Here’s where the bet gets good. We know this race is pretty weak without Far From Over. The three vying for favoritism, DAREDEVIL (9-5), FROSTED (5-2)‎ and EL KABEIR (3-1) are all nice colts. But they are also all front-running types with proven distance limitations. That’s right, all three have held leads and lost them at distances shorter than this one. Added pace pressure from cheep speed in here like TOASTING MASTER and LIEUTENANT COLONEL could leave them in requirement of an oxygen mask turning for home. So let’s take a real shot here with a colt that figures to save ground behind the lead and close. Look no further than TIZ SHEA D (8-1). He wasn’t disgraced when 2nd in the Gotham behind EL KABEIR over a muddy track that probably wasn’t to his liking based on his pedigree. He’s very lightly raced, this being just his third career start, and while he will need to take a big step forward, his pedigree says he will love the added ground (by Tiznow out of an AP Indy mare), and he won’t lose any ground being drawn on the rail. Single him!


11- CARTER (7f)

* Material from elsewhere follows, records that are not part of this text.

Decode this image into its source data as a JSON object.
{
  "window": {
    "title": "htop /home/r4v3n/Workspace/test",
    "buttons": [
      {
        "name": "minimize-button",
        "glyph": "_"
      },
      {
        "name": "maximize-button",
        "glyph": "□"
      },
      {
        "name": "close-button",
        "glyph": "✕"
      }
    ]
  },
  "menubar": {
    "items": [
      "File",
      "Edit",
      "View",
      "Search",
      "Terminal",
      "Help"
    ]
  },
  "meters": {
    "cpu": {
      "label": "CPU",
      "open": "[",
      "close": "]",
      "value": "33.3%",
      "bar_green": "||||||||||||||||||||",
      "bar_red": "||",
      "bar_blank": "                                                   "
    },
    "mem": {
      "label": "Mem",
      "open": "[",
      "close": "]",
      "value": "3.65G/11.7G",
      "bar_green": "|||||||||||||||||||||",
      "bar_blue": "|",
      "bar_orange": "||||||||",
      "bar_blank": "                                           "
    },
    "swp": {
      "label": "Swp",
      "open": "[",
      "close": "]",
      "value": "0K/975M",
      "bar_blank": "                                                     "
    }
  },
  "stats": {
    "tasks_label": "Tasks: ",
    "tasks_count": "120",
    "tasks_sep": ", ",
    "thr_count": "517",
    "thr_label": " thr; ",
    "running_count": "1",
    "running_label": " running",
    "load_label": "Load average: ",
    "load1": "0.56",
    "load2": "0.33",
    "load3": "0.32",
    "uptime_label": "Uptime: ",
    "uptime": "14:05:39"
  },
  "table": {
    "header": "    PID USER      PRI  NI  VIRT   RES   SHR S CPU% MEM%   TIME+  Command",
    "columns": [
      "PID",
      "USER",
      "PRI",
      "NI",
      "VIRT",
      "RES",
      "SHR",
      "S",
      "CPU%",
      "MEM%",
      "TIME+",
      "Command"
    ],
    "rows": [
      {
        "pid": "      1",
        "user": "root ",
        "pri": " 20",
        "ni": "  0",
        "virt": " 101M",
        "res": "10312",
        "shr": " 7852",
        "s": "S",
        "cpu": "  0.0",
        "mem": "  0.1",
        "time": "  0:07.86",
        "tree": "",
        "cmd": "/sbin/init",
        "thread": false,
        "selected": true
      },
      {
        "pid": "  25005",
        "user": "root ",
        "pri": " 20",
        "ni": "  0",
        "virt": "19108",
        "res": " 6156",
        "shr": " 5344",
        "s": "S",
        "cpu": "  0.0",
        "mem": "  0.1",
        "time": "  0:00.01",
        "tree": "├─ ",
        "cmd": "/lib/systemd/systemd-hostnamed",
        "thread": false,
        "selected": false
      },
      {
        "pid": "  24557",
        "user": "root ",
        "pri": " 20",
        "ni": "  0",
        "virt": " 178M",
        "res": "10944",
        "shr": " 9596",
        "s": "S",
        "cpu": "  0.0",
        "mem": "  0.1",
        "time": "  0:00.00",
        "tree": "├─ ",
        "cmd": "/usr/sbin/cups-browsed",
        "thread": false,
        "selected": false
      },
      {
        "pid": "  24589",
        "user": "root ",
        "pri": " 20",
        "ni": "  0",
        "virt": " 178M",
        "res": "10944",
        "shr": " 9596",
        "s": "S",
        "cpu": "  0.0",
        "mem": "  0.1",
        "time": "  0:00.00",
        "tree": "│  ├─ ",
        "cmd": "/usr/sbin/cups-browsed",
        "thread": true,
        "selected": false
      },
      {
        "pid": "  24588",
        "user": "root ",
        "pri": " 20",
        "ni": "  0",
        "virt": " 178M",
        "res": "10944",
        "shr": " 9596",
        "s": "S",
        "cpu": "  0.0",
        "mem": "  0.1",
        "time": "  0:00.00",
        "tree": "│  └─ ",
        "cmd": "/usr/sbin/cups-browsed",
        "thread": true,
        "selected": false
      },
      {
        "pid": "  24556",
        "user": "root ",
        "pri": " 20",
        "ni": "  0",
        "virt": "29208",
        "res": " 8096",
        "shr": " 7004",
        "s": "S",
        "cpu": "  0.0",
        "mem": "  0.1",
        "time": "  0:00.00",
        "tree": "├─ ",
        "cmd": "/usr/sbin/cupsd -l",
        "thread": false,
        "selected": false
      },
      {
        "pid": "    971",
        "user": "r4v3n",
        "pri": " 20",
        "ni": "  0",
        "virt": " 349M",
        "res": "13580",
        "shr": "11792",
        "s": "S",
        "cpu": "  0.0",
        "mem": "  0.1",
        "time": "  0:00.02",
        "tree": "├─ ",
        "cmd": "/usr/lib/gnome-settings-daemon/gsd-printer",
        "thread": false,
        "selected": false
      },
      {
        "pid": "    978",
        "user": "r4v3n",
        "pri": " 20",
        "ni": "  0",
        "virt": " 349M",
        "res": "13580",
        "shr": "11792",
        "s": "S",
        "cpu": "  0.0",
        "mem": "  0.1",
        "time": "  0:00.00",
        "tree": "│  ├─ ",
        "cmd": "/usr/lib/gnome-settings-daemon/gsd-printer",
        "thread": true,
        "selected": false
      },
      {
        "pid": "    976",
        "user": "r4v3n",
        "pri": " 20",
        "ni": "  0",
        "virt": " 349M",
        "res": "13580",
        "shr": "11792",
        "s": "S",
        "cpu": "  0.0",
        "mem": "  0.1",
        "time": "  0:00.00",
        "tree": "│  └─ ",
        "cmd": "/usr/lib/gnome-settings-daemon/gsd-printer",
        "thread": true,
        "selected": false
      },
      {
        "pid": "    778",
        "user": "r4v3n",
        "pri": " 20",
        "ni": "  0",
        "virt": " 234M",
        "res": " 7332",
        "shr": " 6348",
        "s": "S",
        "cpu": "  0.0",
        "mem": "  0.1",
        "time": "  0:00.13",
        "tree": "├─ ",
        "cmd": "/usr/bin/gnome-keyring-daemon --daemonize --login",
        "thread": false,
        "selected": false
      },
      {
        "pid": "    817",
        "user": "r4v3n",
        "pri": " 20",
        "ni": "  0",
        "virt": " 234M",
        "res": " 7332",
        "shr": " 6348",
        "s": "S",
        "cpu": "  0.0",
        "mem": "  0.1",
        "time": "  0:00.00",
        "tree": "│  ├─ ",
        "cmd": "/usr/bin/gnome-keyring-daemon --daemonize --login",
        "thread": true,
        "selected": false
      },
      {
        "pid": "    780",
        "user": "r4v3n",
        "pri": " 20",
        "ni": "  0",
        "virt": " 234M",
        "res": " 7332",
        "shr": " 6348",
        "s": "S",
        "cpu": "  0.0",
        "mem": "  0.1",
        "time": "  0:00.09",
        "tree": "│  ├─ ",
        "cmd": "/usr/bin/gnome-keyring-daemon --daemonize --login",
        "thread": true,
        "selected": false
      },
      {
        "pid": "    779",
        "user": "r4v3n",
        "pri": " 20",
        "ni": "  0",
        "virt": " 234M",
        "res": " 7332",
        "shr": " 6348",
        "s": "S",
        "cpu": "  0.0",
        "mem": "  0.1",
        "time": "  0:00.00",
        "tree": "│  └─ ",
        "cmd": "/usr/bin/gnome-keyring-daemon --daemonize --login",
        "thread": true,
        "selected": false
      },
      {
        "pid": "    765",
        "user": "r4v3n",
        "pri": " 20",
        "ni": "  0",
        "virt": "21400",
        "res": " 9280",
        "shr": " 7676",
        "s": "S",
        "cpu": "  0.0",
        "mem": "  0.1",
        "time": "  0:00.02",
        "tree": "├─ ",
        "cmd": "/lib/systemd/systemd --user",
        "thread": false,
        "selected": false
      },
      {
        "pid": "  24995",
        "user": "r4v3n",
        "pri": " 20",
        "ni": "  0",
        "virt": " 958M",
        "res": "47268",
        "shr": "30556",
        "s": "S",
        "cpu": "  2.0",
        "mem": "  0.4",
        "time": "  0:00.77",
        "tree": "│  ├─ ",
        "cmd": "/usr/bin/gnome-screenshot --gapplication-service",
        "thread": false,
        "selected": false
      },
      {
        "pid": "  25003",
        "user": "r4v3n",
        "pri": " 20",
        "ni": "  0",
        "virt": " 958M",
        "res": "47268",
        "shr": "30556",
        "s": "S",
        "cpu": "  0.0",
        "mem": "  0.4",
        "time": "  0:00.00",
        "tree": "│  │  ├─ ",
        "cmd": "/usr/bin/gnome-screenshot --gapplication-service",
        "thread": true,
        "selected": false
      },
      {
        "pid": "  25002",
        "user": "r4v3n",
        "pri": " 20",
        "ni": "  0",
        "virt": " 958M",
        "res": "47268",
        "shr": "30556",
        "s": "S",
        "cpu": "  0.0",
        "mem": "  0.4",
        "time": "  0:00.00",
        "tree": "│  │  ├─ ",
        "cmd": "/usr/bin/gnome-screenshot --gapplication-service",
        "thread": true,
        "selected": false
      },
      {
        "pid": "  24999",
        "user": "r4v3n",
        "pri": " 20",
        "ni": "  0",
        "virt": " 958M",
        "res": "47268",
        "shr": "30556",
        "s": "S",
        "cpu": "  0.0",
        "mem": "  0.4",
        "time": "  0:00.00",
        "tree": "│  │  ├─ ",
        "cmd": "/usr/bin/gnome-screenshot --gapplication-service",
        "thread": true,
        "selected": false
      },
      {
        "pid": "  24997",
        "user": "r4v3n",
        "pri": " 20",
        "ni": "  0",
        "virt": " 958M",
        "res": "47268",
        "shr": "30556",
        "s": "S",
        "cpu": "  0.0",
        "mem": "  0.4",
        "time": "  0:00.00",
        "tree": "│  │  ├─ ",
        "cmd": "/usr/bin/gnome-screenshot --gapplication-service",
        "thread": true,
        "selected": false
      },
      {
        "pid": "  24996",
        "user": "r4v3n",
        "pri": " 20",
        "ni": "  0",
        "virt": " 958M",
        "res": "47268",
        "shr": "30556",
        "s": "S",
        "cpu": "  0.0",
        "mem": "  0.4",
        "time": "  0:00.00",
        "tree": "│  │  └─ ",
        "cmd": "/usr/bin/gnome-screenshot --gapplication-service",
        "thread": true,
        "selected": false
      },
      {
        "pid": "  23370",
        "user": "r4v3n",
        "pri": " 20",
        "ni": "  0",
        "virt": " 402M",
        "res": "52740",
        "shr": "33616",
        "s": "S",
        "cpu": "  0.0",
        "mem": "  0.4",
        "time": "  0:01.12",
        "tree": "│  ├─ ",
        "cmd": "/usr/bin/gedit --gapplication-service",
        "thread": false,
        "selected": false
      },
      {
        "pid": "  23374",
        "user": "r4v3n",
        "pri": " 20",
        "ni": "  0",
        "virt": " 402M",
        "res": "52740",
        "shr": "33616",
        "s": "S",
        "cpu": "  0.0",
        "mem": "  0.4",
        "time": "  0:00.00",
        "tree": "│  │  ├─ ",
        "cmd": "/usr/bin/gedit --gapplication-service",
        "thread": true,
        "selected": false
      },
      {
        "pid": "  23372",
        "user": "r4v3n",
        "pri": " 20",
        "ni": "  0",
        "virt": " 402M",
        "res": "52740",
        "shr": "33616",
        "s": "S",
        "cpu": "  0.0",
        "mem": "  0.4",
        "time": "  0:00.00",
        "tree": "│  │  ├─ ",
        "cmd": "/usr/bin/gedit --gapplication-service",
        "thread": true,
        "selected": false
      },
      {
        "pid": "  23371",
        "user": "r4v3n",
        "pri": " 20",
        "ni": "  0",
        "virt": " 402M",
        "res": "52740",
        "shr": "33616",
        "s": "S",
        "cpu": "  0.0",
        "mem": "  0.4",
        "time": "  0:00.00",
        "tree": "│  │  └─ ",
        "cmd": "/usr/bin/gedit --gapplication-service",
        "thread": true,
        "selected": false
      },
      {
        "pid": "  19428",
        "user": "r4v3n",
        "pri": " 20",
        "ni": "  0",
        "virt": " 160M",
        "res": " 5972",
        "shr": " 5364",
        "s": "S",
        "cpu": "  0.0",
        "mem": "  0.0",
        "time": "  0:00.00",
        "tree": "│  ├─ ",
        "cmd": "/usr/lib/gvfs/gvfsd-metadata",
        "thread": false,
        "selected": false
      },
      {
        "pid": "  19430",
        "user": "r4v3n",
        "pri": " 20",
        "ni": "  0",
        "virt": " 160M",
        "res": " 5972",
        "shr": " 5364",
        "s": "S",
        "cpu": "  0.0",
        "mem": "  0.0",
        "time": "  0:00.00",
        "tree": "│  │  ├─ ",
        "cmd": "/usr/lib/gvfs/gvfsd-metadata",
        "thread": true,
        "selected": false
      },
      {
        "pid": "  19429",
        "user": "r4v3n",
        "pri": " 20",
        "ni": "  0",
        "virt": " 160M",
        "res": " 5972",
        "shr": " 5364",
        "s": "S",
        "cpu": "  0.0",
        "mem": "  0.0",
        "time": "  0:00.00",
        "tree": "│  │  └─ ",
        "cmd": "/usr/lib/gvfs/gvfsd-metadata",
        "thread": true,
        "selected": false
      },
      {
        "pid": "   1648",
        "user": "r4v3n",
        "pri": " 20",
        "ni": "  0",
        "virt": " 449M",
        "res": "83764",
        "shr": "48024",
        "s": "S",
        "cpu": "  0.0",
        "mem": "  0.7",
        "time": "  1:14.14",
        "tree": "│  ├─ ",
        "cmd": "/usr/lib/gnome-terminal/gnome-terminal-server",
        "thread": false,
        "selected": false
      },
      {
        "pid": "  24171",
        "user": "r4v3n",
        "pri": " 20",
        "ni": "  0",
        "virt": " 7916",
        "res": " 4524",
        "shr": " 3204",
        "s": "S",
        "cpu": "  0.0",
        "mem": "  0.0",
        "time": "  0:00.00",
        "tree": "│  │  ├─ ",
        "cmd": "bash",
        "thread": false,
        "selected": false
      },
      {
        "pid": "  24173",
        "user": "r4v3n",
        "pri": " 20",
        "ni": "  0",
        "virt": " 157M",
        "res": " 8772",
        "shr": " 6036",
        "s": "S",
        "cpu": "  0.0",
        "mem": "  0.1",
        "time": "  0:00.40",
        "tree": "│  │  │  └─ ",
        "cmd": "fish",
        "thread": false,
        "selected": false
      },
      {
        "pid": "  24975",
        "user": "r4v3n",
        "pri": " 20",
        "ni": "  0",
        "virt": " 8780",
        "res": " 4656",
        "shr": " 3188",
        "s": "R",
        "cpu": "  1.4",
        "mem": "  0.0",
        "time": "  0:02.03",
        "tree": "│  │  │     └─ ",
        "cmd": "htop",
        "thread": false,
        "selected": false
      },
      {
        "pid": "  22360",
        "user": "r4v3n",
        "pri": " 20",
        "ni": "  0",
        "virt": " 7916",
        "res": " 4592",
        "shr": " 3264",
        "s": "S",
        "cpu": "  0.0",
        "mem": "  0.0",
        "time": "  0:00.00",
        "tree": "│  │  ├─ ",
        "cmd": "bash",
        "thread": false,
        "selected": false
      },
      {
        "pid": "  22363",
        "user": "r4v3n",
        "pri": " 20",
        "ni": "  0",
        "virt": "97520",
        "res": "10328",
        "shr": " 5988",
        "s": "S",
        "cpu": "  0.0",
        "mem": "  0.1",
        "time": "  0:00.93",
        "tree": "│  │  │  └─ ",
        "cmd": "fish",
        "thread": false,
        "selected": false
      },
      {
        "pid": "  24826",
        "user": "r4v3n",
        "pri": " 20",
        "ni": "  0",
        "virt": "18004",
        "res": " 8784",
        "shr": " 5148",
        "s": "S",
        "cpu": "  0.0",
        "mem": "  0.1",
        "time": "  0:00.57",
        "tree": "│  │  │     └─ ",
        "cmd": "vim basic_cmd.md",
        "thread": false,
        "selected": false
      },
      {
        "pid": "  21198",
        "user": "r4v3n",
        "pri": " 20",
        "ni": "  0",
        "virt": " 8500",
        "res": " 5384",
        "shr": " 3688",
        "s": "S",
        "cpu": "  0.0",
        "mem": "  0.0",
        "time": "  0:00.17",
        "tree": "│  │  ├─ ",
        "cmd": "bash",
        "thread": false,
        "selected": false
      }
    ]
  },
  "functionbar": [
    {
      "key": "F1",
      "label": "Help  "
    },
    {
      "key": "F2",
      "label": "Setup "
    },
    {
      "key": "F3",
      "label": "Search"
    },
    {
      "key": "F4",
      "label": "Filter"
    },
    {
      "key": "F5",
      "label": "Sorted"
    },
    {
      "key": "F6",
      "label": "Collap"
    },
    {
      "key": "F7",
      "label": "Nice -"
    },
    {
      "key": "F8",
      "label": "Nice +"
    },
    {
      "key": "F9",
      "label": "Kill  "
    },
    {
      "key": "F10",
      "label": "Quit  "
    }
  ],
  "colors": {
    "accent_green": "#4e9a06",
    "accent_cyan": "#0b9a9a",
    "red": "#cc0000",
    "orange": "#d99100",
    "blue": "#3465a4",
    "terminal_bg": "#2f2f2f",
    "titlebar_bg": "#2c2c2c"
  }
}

This is a great race. I’d argue 5 of the 10 best sprinters in America are entered here, which makes it a tough one to narrow down. ‎Since it is run at 7f, I think we can look at the extremely hot pace as an angle. Defending champion DADS CAPS (7-2) draws the rail, but he’ll have more pace pressure than he did last year (23.2/46.2 is super slow for a sprint race) thanks to the presence of THE BIG BEAST (5-2) drawn to his outside. That one has been more of a 6f horse, and although he does show one win at 7f over lesser company, picks a tough spot to move up in class, and these are short odds on the stretchout. Horses like GREEN GROTTO, DREAM SATURDAY and STREET SHARK will be absolutely gunning it, so we want to look for more accomplished horses that can stalk the pace and capitalize. He’s been layed off for seven months, but 7f is CLEARLY NOW’s (4-1) game. He’s been working sharply for this, and you can draw a line through his last race as he was bumped at the break, drawn wide and lost all chance. Go back another race and you’ll see he shows the best speed figure at the distance among these. PALACE (5-1) is easily the most accomplished runner in the field, and had a good shot to win the Eclipse award for this division last year before failing to hit the board in the Breeders’ Cup. He’s another that is better at 7f than 6f and has to be used on class alone. The hot horse in the division right now is WILD DUDE (3-1). He’s posted consistent speed figures and comes off a win at this distance in his last. All three are stalker/ presser types that figure to get a perfect setup.